Data items:
+ + + + + + +
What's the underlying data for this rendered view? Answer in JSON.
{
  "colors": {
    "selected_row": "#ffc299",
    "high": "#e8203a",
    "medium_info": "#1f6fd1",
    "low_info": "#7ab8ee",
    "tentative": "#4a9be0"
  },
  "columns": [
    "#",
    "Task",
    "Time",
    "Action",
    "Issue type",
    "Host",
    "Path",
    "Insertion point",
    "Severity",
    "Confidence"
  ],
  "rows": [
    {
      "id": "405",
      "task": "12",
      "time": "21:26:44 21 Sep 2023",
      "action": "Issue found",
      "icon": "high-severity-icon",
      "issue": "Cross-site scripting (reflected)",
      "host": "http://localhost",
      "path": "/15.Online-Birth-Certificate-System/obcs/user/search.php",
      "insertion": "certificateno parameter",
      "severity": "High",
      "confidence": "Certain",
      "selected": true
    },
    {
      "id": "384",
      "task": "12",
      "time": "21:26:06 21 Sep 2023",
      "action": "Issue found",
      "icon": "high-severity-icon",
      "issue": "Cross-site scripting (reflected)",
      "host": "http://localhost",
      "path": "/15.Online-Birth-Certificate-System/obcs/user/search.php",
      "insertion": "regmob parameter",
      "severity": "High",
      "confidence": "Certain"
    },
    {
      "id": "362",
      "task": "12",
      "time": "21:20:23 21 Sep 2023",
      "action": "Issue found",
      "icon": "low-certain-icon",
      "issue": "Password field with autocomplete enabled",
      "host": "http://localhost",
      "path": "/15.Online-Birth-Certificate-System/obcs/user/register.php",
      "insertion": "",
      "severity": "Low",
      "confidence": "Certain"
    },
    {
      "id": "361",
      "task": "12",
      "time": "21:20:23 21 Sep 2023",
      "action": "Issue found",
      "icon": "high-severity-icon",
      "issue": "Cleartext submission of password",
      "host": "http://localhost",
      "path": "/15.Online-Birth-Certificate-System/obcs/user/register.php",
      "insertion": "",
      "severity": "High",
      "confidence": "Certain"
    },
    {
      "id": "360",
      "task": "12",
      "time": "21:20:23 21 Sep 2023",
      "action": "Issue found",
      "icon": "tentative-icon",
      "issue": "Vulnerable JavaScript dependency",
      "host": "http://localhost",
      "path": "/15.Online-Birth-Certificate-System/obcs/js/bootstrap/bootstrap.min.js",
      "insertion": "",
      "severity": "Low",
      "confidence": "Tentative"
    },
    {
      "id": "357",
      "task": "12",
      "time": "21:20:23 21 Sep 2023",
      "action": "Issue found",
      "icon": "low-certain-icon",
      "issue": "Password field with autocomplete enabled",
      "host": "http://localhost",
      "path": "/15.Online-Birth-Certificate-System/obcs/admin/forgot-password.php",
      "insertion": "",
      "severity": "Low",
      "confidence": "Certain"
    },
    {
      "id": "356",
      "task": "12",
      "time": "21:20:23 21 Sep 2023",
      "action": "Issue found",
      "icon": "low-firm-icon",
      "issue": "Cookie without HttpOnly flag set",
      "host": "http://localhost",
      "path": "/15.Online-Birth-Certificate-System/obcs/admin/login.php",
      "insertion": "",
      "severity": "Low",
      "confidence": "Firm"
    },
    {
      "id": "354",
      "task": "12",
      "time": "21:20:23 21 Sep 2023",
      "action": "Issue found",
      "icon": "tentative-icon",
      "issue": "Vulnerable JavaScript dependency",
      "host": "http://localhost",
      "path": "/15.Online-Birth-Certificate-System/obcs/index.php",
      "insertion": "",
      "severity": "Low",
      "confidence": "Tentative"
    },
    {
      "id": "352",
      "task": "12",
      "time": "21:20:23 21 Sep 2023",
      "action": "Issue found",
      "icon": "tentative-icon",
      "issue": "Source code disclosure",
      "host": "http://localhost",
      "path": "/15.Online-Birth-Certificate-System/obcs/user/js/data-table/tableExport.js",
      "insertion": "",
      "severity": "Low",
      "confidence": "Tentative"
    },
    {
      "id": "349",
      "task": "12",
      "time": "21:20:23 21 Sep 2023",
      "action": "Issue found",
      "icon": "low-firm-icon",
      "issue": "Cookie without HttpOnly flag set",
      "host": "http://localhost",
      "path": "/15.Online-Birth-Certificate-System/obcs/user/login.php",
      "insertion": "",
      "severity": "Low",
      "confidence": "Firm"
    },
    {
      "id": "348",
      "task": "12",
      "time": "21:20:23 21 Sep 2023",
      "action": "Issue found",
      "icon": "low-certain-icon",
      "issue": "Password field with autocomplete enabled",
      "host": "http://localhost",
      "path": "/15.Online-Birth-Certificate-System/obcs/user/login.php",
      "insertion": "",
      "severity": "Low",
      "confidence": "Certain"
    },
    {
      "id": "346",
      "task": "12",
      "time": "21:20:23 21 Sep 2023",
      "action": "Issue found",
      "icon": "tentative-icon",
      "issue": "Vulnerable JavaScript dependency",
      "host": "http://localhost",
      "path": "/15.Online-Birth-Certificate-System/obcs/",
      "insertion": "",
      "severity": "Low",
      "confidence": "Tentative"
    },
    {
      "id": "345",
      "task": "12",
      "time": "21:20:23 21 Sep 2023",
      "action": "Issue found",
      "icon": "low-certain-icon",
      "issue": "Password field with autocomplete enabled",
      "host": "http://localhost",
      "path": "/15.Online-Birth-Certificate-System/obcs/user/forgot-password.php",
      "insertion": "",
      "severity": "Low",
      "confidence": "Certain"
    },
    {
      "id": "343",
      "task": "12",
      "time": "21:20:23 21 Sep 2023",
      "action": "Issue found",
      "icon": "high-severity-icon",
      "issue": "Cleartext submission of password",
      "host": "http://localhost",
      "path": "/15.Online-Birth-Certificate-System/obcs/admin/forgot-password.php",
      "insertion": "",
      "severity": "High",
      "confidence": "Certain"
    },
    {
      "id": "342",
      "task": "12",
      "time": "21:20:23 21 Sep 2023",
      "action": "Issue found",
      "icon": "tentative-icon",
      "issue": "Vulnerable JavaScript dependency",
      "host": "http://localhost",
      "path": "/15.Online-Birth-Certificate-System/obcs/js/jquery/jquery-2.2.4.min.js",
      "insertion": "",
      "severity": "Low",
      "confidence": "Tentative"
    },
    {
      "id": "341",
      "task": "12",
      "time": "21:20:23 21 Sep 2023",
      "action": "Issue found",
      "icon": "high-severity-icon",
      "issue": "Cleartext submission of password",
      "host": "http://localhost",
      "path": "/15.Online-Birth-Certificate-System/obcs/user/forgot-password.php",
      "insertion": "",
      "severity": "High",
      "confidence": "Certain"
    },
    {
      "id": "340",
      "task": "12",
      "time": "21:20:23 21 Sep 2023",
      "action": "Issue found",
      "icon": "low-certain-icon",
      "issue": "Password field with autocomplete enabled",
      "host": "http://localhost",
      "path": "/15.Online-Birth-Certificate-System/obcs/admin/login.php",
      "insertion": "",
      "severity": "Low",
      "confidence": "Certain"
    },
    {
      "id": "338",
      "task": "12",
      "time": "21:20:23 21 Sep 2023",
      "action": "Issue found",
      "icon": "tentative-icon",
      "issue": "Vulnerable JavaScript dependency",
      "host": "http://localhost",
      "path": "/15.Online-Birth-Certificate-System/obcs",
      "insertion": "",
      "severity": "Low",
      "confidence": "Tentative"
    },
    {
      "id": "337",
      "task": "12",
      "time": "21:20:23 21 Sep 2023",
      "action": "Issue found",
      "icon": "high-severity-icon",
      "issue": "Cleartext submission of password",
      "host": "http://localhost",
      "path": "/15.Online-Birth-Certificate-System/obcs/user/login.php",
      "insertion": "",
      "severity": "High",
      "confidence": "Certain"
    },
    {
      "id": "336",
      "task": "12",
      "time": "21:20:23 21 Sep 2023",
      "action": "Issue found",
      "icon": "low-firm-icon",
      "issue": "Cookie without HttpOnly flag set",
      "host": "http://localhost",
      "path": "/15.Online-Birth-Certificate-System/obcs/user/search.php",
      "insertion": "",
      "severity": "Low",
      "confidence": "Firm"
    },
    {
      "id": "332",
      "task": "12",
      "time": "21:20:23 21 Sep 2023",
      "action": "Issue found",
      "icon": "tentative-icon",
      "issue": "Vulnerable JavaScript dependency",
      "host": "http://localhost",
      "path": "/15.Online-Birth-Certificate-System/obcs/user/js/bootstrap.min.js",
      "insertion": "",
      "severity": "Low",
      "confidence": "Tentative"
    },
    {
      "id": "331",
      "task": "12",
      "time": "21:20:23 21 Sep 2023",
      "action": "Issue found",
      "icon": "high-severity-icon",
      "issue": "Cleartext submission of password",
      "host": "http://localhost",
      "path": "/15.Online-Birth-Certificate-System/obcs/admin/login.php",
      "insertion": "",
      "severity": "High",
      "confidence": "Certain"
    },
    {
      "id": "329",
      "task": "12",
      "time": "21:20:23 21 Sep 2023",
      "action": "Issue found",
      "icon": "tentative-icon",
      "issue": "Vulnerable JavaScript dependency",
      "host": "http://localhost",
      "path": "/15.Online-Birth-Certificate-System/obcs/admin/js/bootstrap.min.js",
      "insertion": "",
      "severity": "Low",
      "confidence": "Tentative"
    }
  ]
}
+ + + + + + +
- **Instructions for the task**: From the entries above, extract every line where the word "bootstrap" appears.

- **Response for this exercise**:
      "path": "/15.Online-Birth-Certificate-System/obcs/js/bootstrap/bootstrap.min.js",
      "path": "/15.Online-Birth-Certificate-System/obcs/user/js/bootstrap.min.js",
      "path": "/15.Online-Birth-Certificate-System/obcs/admin/js/bootstrap.min.js",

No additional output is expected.